Editor's note: This story was reported and shot before the COVID-19 pandemic caused social distancing requirements to be put into place, which is why some photos or video may show subjects closer than 6 feet from each other.
CINCINNATI - Episcopal Retirement Services, the largest aging services network in Cincinnati, is aiming to make Cincinnati the most dementia-inclusive city in the country by 2025, when they launch the Center for Memory Support and Inclusion.
The center was created to provide care and education for people who are dealing with cognitive loss, and those who care for them.
“It’s first of its kind because there’s not another example of where an organization – an aging services network – has partnered with the Alzheimer’s Association, the medical community, UC Health, and with other aging services providers in our community and put those all together so that resources are under one roof, so to speak,” said Laura Lamb, president and CEO of the nonprofit.
The center has four pillars it is working toward, which include:
- Making sure that living environments are conducive to caring for people with cognitive loss
- Making sure the program is therapeutic in nature and help individuals along their journey
- Assuring the center can be used to reach out to the community, including those who don’t live in the community, so that they benefit from it
- Provide training and education for care providers, physicians, caregivers in the community
That last point is one that Jane thinks will be extremely beneficial. She is the main caregiver for her husband, Lawrence Hawkins Jr., or Lonnie, who was diagnosed with Lewy Body Dementia, a kind of dementia where mobility becomes an added challenge.
“My experience with being in a physician's office is very awkward, because you’re having a conversation in front of your physician about your loved one, and what they are and aren’t able to do,” Hawkins said. “They become rather defensive. [The center] is going down that path of educating providers, which I think is so critical and so needed at this point!”
Lonnie used to be extremely active, had his own karate school, and was an attorney. Transitioning from his day-to-day life to retirement was another obstacle Jane was hoping to get more help with.
“I think the hardest part is not knowing what the journey will bring you: How many years are we dealing with this, what’s going to be the progression? Will it be quick? Will it be slow? There are just not enough resources for education or for care,” Hawkins said.
These are questions Lamb said the center will be able to help address. She adds that it is necessary now more than ever because the prevalence of Alzheimer's, dementia, and related cognitive loss has grown.
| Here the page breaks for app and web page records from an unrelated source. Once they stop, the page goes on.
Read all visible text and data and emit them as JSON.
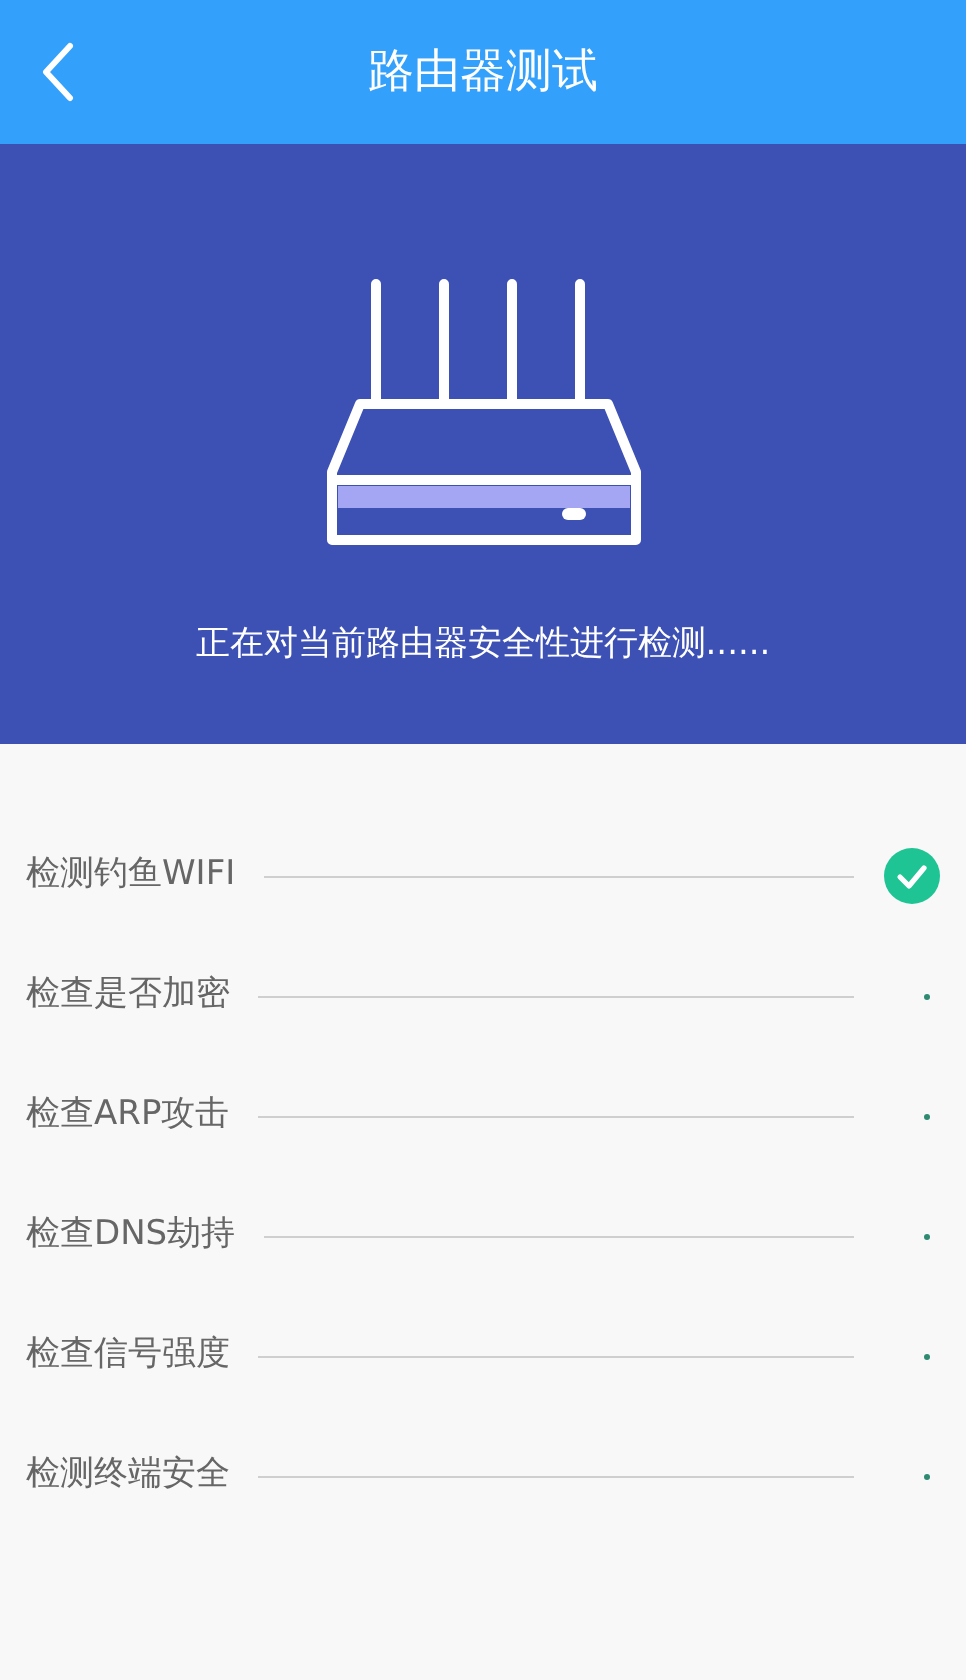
{
  "header": {
    "title": "路由器测试"
  },
  "banner": {
    "status_text": "正在对当前路由器安全性进行检测......"
  },
  "checks": [
    {
      "label": "检测钓鱼WIFI",
      "done": true
    },
    {
      "label": "检查是否加密",
      "done": false
    },
    {
      "label": "检查ARP攻击",
      "done": false
    },
    {
      "label": "检查DNS劫持",
      "done": false
    },
    {
      "label": "检查信号强度",
      "done": false
    },
    {
      "label": "检测终端安全",
      "done": false
    }
  ]
}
“The risk factor for what we’re talking about is having a brain, and we all have a brain,” Lamb said. “One in eight elders over the age of 65 is going to be impacted by this disease. But the entire family is impacted by the disease, so the reach of cognitive loss is just massive.”
The ERS is able to help families across the Greater Cincinnati area, thanks to a private donation and a $250,000 grant. While it is not a physical place, the center serves as a platform anybody can use and find more information on by clicking here.